Ultimately the problems of humanity have the solutions of humanity. In one future we re-imagine economics as the challenge of effectively piloting Spaceship Earth, bringing more educated minds on-line to solve our fuel problem, working together in more effective ways to manage resource allocation, rethinking the social contract on a global scale, figuring out how to reward creation and create a durable prosperity that can be shared among the entire human family.

The other way is the Dark Future, in which the work is in stabilizing the unsustainable, locking in inequity and developing a global class system. I doubt many people would consciously sign up for that project, but it's what we'll all end up working on if we don't think beyond the next fiscal quarter or presidential term.

History doesn't repeat itself, but it does rhyme. The last time we had a moment like this in the US, it took a New Deal and a national mobilization for war to reset the economy. More war is unthinkably ruinous at this point, and individual national efforts at strengthening social safety nets (which are probably advisable, even though in most places the opposite is happening) wouldn't even begin to address this existential crisis. Big problems require big solutions and there's no time like the present to get the ball rolling.

"I'm Long On The Internet"

The fronts of the challenge are multiple, and it's not as though we have to pick one or the other. I'm still a ways away from having a coherent theory of change, but I'm increasingly convinced that the small-bore debate over national priorities, while important, is whistling past the graveyard. The challenge is a human one, not a national one. How do we conceptualize and work on that? Interesting question.

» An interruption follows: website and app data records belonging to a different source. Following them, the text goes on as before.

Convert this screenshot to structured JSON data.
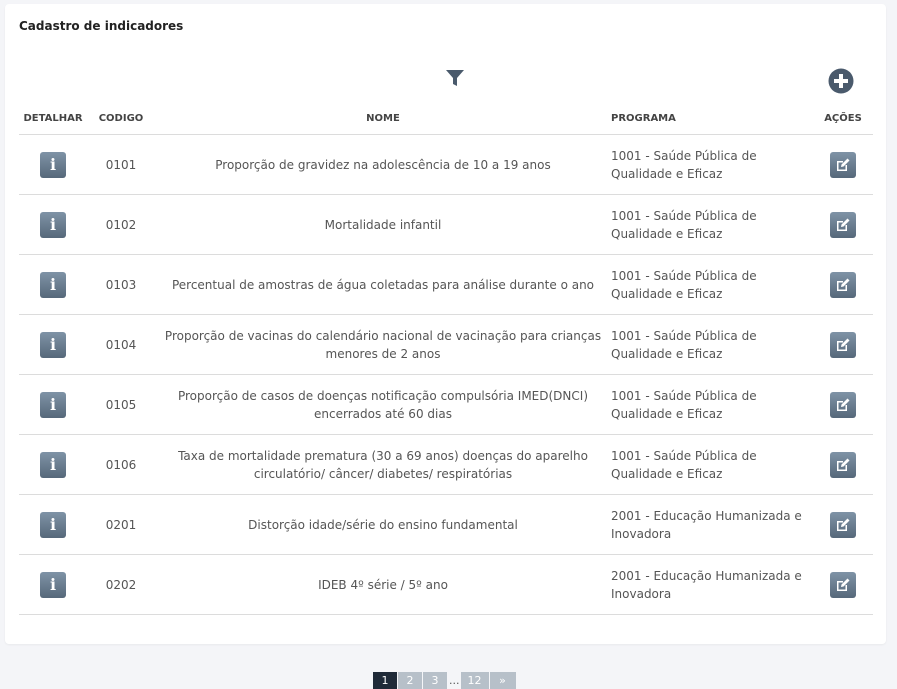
{
  "card": {
    "title": "Cadastro de indicadores"
  },
  "columns": {
    "detalhar": "DETALHAR",
    "codigo": "CODIGO",
    "nome": "NOME",
    "programa": "PROGRAMA",
    "acoes": "AÇÕES"
  },
  "info_glyph": "i",
  "rows": [
    {
      "codigo": "0101",
      "nome": "Proporção de gravidez na adolescência de 10 a 19 anos",
      "programa": "1001 - Saúde Pública de Qualidade e Eficaz"
    },
    {
      "codigo": "0102",
      "nome": "Mortalidade infantil",
      "programa": "1001 - Saúde Pública de Qualidade e Eficaz"
    },
    {
      "codigo": "0103",
      "nome": "Percentual de amostras de água coletadas para análise durante o ano",
      "programa": "1001 - Saúde Pública de Qualidade e Eficaz"
    },
    {
      "codigo": "0104",
      "nome": "Proporção de vacinas do calendário nacional de vacinação para crianças menores de 2 anos",
      "programa": "1001 - Saúde Pública de Qualidade e Eficaz"
    },
    {
      "codigo": "0105",
      "nome": "Proporção de casos de doenças notificação compulsória IMED(DNCI) encerrados até 60 dias",
      "programa": "1001 - Saúde Pública de Qualidade e Eficaz"
    },
    {
      "codigo": "0106",
      "nome": "Taxa de mortalidade prematura (30 a 69 anos) doenças do aparelho circulatório/ câncer/ diabetes/ respiratórias",
      "programa": "1001 - Saúde Pública de Qualidade e Eficaz"
    },
    {
      "codigo": "0201",
      "nome": "Distorção idade/série do ensino fundamental",
      "programa": "2001 - Educação Humanizada e Inovadora"
    },
    {
      "codigo": "0202",
      "nome": "IDEB 4º série / 5º ano",
      "programa": "2001 - Educação Humanizada e Inovadora"
    }
  ],
  "pagination": {
    "pages": [
      "1",
      "2",
      "3"
    ],
    "ellipsis": "...",
    "last": "12",
    "next": "»",
    "current": "1"
  },
  "colors": {
    "button": "#6b7f92",
    "icon": "#4a5a6c",
    "active_page": "#1f2a38",
    "inactive_page": "#b7c0c9"
  }
}
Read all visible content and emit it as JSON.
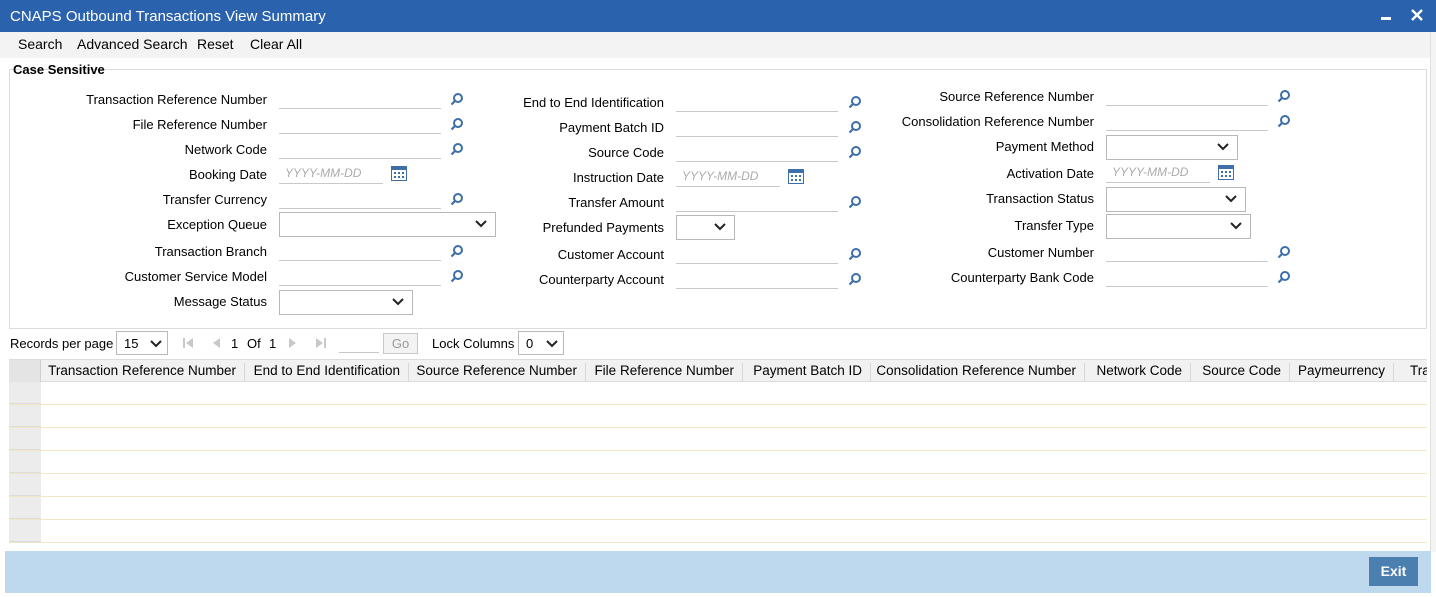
{
  "window": {
    "title": "CNAPS Outbound Transactions View Summary",
    "minimize_glyph": "▬",
    "close_glyph": "✕"
  },
  "toolbar": {
    "search": "Search",
    "advanced_search": "Advanced Search",
    "reset": "Reset",
    "clear_all": "Clear All"
  },
  "criteria": {
    "case_sensitive": "Case Sensitive",
    "col1": {
      "transaction_reference_number": "Transaction Reference Number",
      "file_reference_number": "File Reference Number",
      "network_code": "Network Code",
      "booking_date": "Booking Date",
      "transfer_currency": "Transfer Currency",
      "exception_queue": "Exception Queue",
      "transaction_branch": "Transaction Branch",
      "customer_service_model": "Customer Service Model",
      "message_status": "Message Status"
    },
    "col2": {
      "end_to_end_identification": "End to End Identification",
      "payment_batch_id": "Payment Batch ID",
      "source_code": "Source Code",
      "instruction_date": "Instruction Date",
      "transfer_amount": "Transfer Amount",
      "prefunded_payments": "Prefunded Payments",
      "customer_account": "Customer Account",
      "counterparty_account": "Counterparty Account"
    },
    "col3": {
      "source_reference_number": "Source Reference Number",
      "consolidation_reference_number": "Consolidation Reference Number",
      "payment_method": "Payment Method",
      "activation_date": "Activation Date",
      "transaction_status": "Transaction Status",
      "transfer_type": "Transfer Type",
      "customer_number": "Customer Number",
      "counterparty_bank_code": "Counterparty Bank Code"
    },
    "date_placeholder": "YYYY-MM-DD"
  },
  "pager": {
    "records_per_page_label": "Records per page",
    "records_per_page_value": "15",
    "current_page": "1",
    "of_label": "Of",
    "total_pages": "1",
    "go_label": "Go",
    "lock_columns_label": "Lock Columns",
    "lock_columns_value": "0"
  },
  "grid": {
    "columns": [
      "Transaction Reference Number",
      "End to End Identification",
      "Source Reference Number",
      "File Reference Number",
      "Payment Batch ID",
      "Consolidation Reference Number",
      "Network Code",
      "Source Code",
      "Paymeurrency",
      "Tra"
    ]
  },
  "footer": {
    "exit": "Exit"
  },
  "colors": {
    "title_bar": "#2b62ad",
    "footer": "#bed8ee",
    "exit_button": "#4a7fb0",
    "icon_blue": "#3e6fa8"
  }
}
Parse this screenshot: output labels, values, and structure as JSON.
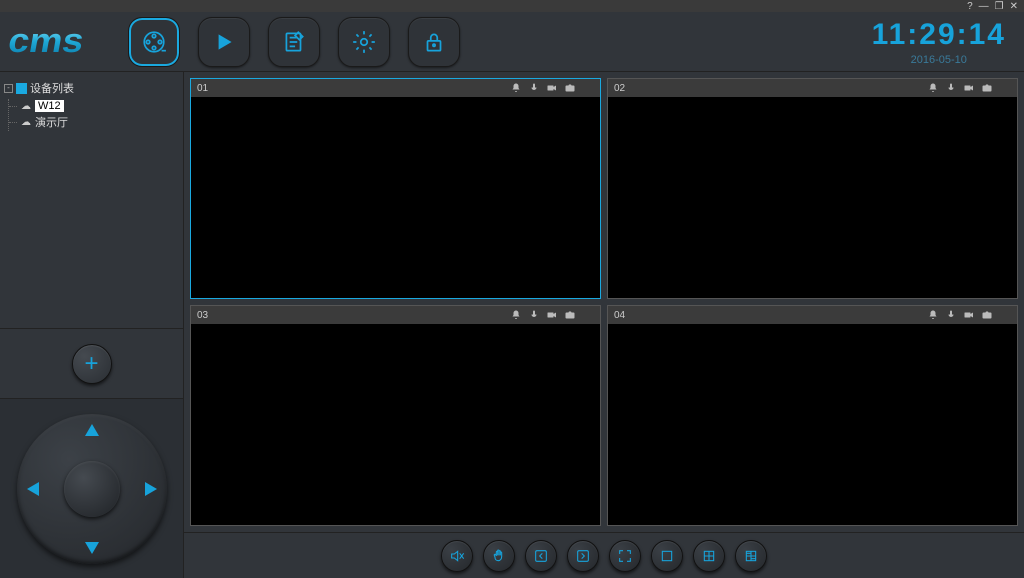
{
  "titlebar": {
    "help": "?",
    "min": "—",
    "max": "❐",
    "close": "✕"
  },
  "clock": {
    "time": "11:29:14",
    "date": "2016-05-10"
  },
  "tree": {
    "root_label": "设备列表",
    "items": [
      {
        "label": "W12",
        "selected": true
      },
      {
        "label": "演示厅",
        "selected": false
      }
    ]
  },
  "cells": [
    {
      "num": "01"
    },
    {
      "num": "02"
    },
    {
      "num": "03"
    },
    {
      "num": "04"
    }
  ],
  "icons": {
    "bell": "bell",
    "mic": "mic",
    "cam": "cam",
    "snap": "snap",
    "close": "close"
  }
}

My fuzzy answer is that I'm still (as I heard someone put it this week) "long on the internet". The problems of humanity have the solution of humanity, and we've got this historically unique opportunity to get our act together in ways that were completely unthinkable a decade ago. I have a lot of hope for my generation coming up, and probably the most exciting thing about what I do for a living is being a small part of that much larger story of how we're re-wiring the world.

This is admittedly orchestrating for change in mimetic ways: I'm two or three times removed from The Change I Want To See, but shadow theater is the best I can do for the moment. I believe in the strategic direction we're headed, and trust that tactical opportunities will continue to present themselves. Unsatisfying as that is sometimes, it'll have to do for now.

Updated to fix some language bugs and add the EU to the second graph.